One treatment that could potentially make a cellulite problem worse is liposuction. That's because the fat provides some of the structure needed for smooth skin. Plus, if the connective tissue has lost its elasticity, removing fat may simply change bulges into dimples.
Other treatments may mask cellulite for a short time ranging from a few hours to a few days. For example, some spas advertise special massage treatments designed to reduce cellulite. But in truth, the massage causes the tissues to swell. This hides cellulite but doesn't eliminate it -- when the swelling reduces the cellulite will be visible again. The same holds true for the brushing technique.
Another treatment dating back more than a decade is called Epidermologie. This technique originated in France. It involves a vacuum and roller system designed to smooth out the skin. Patients wear stockings to protect against friction burns. While the technique may result in a reduction in the appearance of cellulite, the effect normally lasts for only 48 hours [source: Jesitus].
There are several creams on the market with containers that claim daily application will reduce cellulite. The medical evidence of the efficacy of these creams isn't encouraging. Creams designed to reduce fat cells may not be able to penetrate deeply enough to work. Other creams simply cause the tissues to swell temporarily.
Physicians are still looking into potential treatments for fat reduction and cellulite elimination. Currently, it appears that most treatments will only result in a short-lived fix. While this is discouraging news for people dealing with cellulite, it's always better to know the facts before investing hundreds or even thousands of dollars on treatments that are, at best, only good for a few days.
Learn more about skin care on the next page.
Related HowStuffWorks Articles
- Aesthetic Surgery Journal. "A Possible Cure For Unsightly Cellulite?" Jan. 21, 2009 (Aug. 25, 2009) http://www.medicalnewstoday.com/articles/136075.php
- Blahnik, Jay. "Sorry, no quick fix for cellulite." Los Angeles Times. Mar. 24, 2008. pg. F10.
- Jesitus, John. "Myth busters: Fat dissolution evidence growing, slowly." Cosmetic Dermatologist. June 2009. pp. 61-62.
- Kravitz, Len. "Cellulite: Everything You Want to Know and More." (Aug. 24, 2009) http://www.drlenkravitz.com/Articles/cellulite.html
- Rundle, Rhonda L. "The Latest Cellulite Treatments Sound Too Smooth to Be True." The Wall Street Journal. Aug. 19, 2008. pg. D1.

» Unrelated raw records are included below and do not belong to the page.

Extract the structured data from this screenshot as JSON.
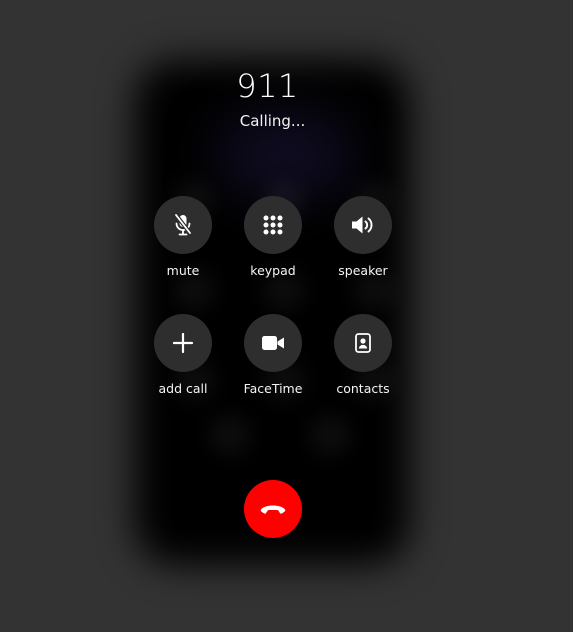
{
  "call": {
    "number": "911",
    "status": "Calling..."
  },
  "controls": [
    {
      "name": "mute",
      "label": "mute",
      "icon": "mic-off-icon"
    },
    {
      "name": "keypad",
      "label": "keypad",
      "icon": "keypad-icon"
    },
    {
      "name": "speaker",
      "label": "speaker",
      "icon": "speaker-icon"
    },
    {
      "name": "add-call",
      "label": "add call",
      "icon": "plus-icon"
    },
    {
      "name": "facetime",
      "label": "FaceTime",
      "icon": "video-camera-icon"
    },
    {
      "name": "contacts",
      "label": "contacts",
      "icon": "contact-card-icon"
    }
  ],
  "end_call": {
    "icon": "phone-hangup-icon",
    "color": "#ff0000"
  },
  "colors": {
    "background": "#333333",
    "phone": "#000000",
    "button": "#2e2e2e",
    "text": "#ffffff"
  }
}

- Saint Louis, Catherine. "Treating Cellulite? It's Still There." The New York Times. Jun. 25, 2009. pg. E3.
- Woolston, Chris. "The Healthy Skeptic: A dream cream for cellulite? Sorry, no." Los Angeles Times. Nov. 3, 2008. pg. F1.